As the donations and support for Harper continued to pour in, the Gholstons were overwhelmed by the community’s willingness to help the homeless pup.

“With all of the donations, she will have treatment for the rest of her life,” Kristina Gholston said. “Whoever adopts her will never have to worry about her medical care.”

No one has come forward to claim Harper. She will remain at Whitmire Animal Hospital during her recovery. 

Gholston said Harper will be monitored for another week and then she will begin heartworm treatment. After she has regained her strength and Gholston has assessed her recovery, Whitmire Animal Hospital will determine if Harper is able to be adopted or if she needs to be placed with an animal rescue.

Updates on Harper are available on the Whitmire Animal Hospital Facebook page at www.facebook.com/whitmireah.

The staff even wrote a message from the recovering pup herself: “Sending kisses to everyone who’s checked in on me! Your thoughts, messages, blessings and prayers mean more to me than you’ll ever know. I’m one lucky and loved pup!”

As of Jan. 7, the angel fund on GoFundMe amassed more than $1,300 for Harper’s care. Donations from phone calls and walk-ins generated more than the Gholstons can keep up with, including donations from rescue group based out of Texas and concerned citizens of Canada and Australia.

At this time, Whitmire Animal Hospital no longer needs more donations for Harper’s recovery, and that all extra funds that have been donated will be added to the angel fund to help stray animals the clinic treats.

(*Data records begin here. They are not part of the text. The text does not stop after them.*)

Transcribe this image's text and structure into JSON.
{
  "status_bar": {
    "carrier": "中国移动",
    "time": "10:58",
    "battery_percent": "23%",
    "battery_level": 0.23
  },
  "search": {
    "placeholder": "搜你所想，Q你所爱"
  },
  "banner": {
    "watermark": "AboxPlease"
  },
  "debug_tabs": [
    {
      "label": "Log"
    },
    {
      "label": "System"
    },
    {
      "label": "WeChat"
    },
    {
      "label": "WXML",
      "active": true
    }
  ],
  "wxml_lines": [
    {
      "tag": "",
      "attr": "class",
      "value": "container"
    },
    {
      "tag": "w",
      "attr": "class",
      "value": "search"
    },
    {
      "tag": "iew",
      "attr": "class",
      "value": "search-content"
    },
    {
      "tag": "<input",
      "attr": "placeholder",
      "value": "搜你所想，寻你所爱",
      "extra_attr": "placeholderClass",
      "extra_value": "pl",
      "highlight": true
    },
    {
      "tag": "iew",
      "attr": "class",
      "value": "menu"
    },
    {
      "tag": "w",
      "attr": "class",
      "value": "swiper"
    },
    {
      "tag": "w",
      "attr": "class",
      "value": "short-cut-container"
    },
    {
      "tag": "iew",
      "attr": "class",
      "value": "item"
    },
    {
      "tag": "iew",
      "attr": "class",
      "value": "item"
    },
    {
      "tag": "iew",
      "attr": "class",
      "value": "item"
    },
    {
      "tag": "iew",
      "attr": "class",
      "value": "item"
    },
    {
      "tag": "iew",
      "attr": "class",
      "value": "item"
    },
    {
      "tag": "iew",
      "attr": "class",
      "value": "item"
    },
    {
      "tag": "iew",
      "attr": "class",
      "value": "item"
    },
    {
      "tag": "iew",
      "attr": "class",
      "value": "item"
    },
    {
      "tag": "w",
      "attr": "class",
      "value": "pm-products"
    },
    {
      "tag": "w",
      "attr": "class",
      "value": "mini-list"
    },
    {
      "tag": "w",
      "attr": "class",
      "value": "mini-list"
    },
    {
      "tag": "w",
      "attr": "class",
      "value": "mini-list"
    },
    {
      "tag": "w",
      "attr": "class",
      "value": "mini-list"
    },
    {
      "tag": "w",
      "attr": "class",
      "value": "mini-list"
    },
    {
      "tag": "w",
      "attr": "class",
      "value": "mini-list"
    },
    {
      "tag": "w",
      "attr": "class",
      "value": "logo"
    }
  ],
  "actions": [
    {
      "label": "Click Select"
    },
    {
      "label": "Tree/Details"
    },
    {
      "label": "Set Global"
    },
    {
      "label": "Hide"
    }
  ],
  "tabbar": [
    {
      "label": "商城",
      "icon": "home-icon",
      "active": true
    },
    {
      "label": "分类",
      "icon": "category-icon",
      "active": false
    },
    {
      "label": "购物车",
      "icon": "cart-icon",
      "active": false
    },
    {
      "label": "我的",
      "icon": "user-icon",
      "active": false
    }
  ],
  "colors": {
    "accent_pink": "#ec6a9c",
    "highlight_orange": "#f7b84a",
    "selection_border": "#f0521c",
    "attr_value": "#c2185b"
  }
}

Donations can be made to the angel fund to help stray and homeless animals like Harper by donating through the Drew Crouch Angel Fund on GoFundMe or credit card payment can be made over the phone by calling the animal hospital at (706) 265-1088 or by coming in to pay in person at 149 Whitmire Drive.